Is it OK to neglect disaster in Pakistan because it’s not a tourist destination? If not, see below

The latest story on the catastrophic flooding in Pakistan is about how it hasn’t been a story. Compared to the response to the Haitian earthquake, media coverage of the Pakistan floods has been paltry. While news coverage isn’t correlated with need, it does have a major effect on the amount of disaster relief aid given. An article in the Chronicle of Philanthropy yesterday reported that eleven US charities had so far raised only $5 million for Pakistan flood relief, compared to $560 million raised by 39 US groups in the two and a half weeks after the Haiti earthquake.

The difference in initial death toll reports may be one obvious explanation. The early figures for Haiti were 200,000 lives taken, compared to the 1,600 people reported to have died so far in Pakistan. But less than ten percent of the variation in amount of TV news coverage given to foreign natural disasters can be explained by severity, according to one academic study.

The same study found that one third of the variation in how much TV attention a disaster gets is explained by how popular the affected country is with US tourists. Sadly for the flood survivors, Pakistan is nowhere on the list of top destinations for US travelers in Asia and the outlook’s not great: the World Economic Forum ranked Pakistan 113 out of 133 countries in its latest Travel and Tourism Competitiveness Report.

If you think that popularity with holiday-makers is a fair way to allocate disaster relief, no problem. For the rest of you, accepting the status quo may not be so attractive. In Pakistan, estimates of people affected by the floods—who may have already lost their homes, their belongings or their livelihoods, and who now lack basic services—are at 20 million. UN officials have recently been predicting a “second wave of deaths” from water-borne diseases as the flooding continues and people remain without clean water, food and medicine. Children and the very poor are among the most vulnerable.

For individual donors wanting to help, some advice:

  1. Give to an established organization already on the ground and with experience working locally.
  2. Give cash, not goods. Pakistan is far away and shipping items there is expensive. With cash, organizations can buy what they need closer to the disaster site.
  3. Don’t earmark your donation, but give to an organization that you trust to allocate your money wisely.

Also check out this more comprehensive set of guidelines from Good Intentions Are Not Enough.

Ideas on where and how to give:

  • One reader wrote in about perceptions that there are no Pakistani NGOs participating in the relief efforts, or that all of them are inherently corrupt.
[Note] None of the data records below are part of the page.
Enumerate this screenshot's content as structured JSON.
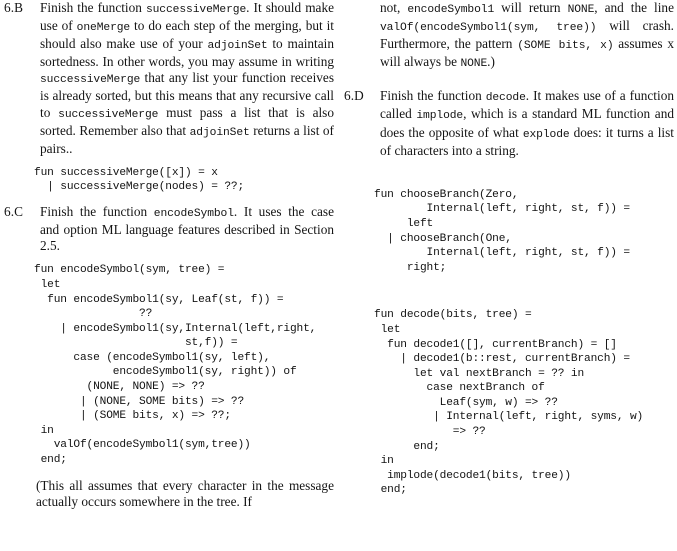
{
  "document": {
    "kind": "textbook-exercise-page",
    "columns": 2
  },
  "left_column": {
    "items": [
      {
        "label": "6.B",
        "paragraph_runs": [
          {
            "t": "Finish the function ",
            "mono": false
          },
          {
            "t": "successiveMerge",
            "mono": true
          },
          {
            "t": ". It should make use of ",
            "mono": false
          },
          {
            "t": "oneMerge",
            "mono": true
          },
          {
            "t": " to do each step of the merging, but it should also make use of your ",
            "mono": false
          },
          {
            "t": "adjoinSet",
            "mono": true
          },
          {
            "t": " to maintain sortedness. In other words, you may assume in writing ",
            "mono": false
          },
          {
            "t": "successiveMerge",
            "mono": true
          },
          {
            "t": " that any list your function receives is already sorted, but this means that any recursive call to ",
            "mono": false
          },
          {
            "t": "successiveMerge",
            "mono": true
          },
          {
            "t": " must pass a list that is also sorted. Remember also that ",
            "mono": false
          },
          {
            "t": "adjoinSet",
            "mono": true
          },
          {
            "t": " returns a list of pairs..",
            "mono": false
          }
        ],
        "code": "fun successiveMerge([x]) = x\n  | successiveMerge(nodes) = ??;"
      },
      {
        "label": "6.C",
        "paragraph_runs": [
          {
            "t": "Finish the function ",
            "mono": false
          },
          {
            "t": "encodeSymbol",
            "mono": true
          },
          {
            "t": ". It uses the case and option ML language features described in Section 2.5.",
            "mono": false
          }
        ],
        "code": "fun encodeSymbol(sym, tree) =\n let\n  fun encodeSymbol1(sy, Leaf(st, f)) =\n                ??\n    | encodeSymbol1(sy,Internal(left,right,\n                       st,f)) =\n      case (encodeSymbol1(sy, left),\n            encodeSymbol1(sy, right)) of\n        (NONE, NONE) => ??\n       | (NONE, SOME bits) => ??\n       | (SOME bits, x) => ??;\n in\n   valOf(encodeSymbol1(sym,tree))\n end;",
        "note": "(This all assumes that every character in the message actually occurs somewhere in the tree.  If"
      }
    ]
  },
  "right_column": {
    "continuation_runs": [
      {
        "t": "not, ",
        "mono": false
      },
      {
        "t": "encodeSymbol1",
        "mono": true
      },
      {
        "t": " will return ",
        "mono": false
      },
      {
        "t": "NONE",
        "mono": true
      },
      {
        "t": ", and the line ",
        "mono": false
      },
      {
        "t": "valOf(encodeSymbol1(sym, tree))",
        "mono": true
      },
      {
        "t": " will crash. Furthermore, the pattern ",
        "mono": false
      },
      {
        "t": "(SOME bits, x)",
        "mono": true
      },
      {
        "t": " assumes x will always be ",
        "mono": false
      },
      {
        "t": "NONE",
        "mono": true
      },
      {
        "t": ".)",
        "mono": false
      }
    ],
    "items": [
      {
        "label": "6.D",
        "paragraph_runs": [
          {
            "t": "Finish the function ",
            "mono": false
          },
          {
            "t": "decode",
            "mono": true
          },
          {
            "t": ". It makes use of a function called ",
            "mono": false
          },
          {
            "t": "implode",
            "mono": true
          },
          {
            "t": ", which is a standard ML function and does the opposite of what ",
            "mono": false
          },
          {
            "t": "explode",
            "mono": true
          },
          {
            "t": " does: it turns a list of characters into a string.",
            "mono": false
          }
        ],
        "code_a": "fun chooseBranch(Zero,\n        Internal(left, right, st, f)) =\n     left\n  | chooseBranch(One,\n        Internal(left, right, st, f)) =\n     right;",
        "code_b": "fun decode(bits, tree) =\n let\n  fun decode1([], currentBranch) = []\n    | decode1(b::rest, currentBranch) =\n      let val nextBranch = ?? in\n        case nextBranch of\n          Leaf(sym, w) => ??\n         | Internal(left, right, syms, w)\n            => ??\n      end;\n in\n  implode(decode1(bits, tree))\n end;"
      }
    ]
  }
}
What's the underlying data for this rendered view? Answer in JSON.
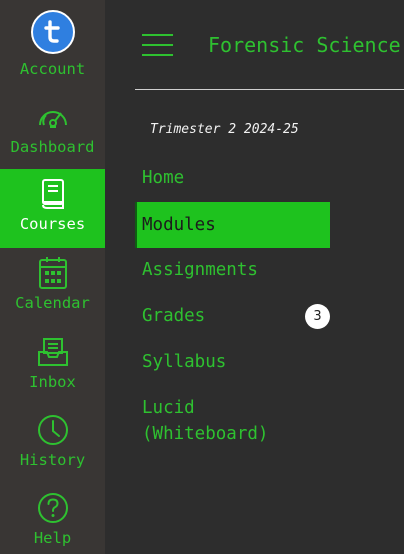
{
  "global_nav": {
    "items": [
      {
        "label": "Account",
        "icon": "avatar",
        "avatar_letter": "t"
      },
      {
        "label": "Dashboard",
        "icon": "speedometer-icon"
      },
      {
        "label": "Courses",
        "icon": "book-icon",
        "active": true
      },
      {
        "label": "Calendar",
        "icon": "calendar-icon"
      },
      {
        "label": "Inbox",
        "icon": "inbox-icon"
      },
      {
        "label": "History",
        "icon": "clock-icon"
      },
      {
        "label": "Help",
        "icon": "help-icon"
      }
    ]
  },
  "header": {
    "course_title": "Forensic Science"
  },
  "term": "Trimester 2 2024-25",
  "course_nav": {
    "items": [
      {
        "label": "Home"
      },
      {
        "label": "Modules",
        "active": true
      },
      {
        "label": "Assignments"
      },
      {
        "label": "Grades",
        "badge": "3"
      },
      {
        "label": "Syllabus"
      },
      {
        "label": "Lucid (Whiteboard)"
      }
    ]
  },
  "colors": {
    "accent": "#1ec21e",
    "nav_bg": "#393634",
    "main_bg": "#2d2d2d",
    "avatar": "#2f7fe0"
  }
}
She countered that organizations such as the Edhi Foundation and Islamic Relief (which is an international NGO but has worked in Pakistan for many years) have solid reputations in Pakistan and abroad and have been effective in the past in getting aid to where it is most needed.
  • Hillary Clinton announced last week that Americans can text the word "SWAT" to the number 50555 to donate $10 to the UN High Commissioner for Refugees to provide tents, clothing, food, clean water and medicine to Pakistan.
  • The Global Giving website has a list and description of their partner organizations working on flood relief.
  • BRAC is the largest non-profit based in the developing world (it was launched in Bangladesh in 1972) and it is accepting donations through its US-based branch.
  • Tonic and Interaction both have lists of organizations accepting donations for flood relief.

Feel free to add others in the comments.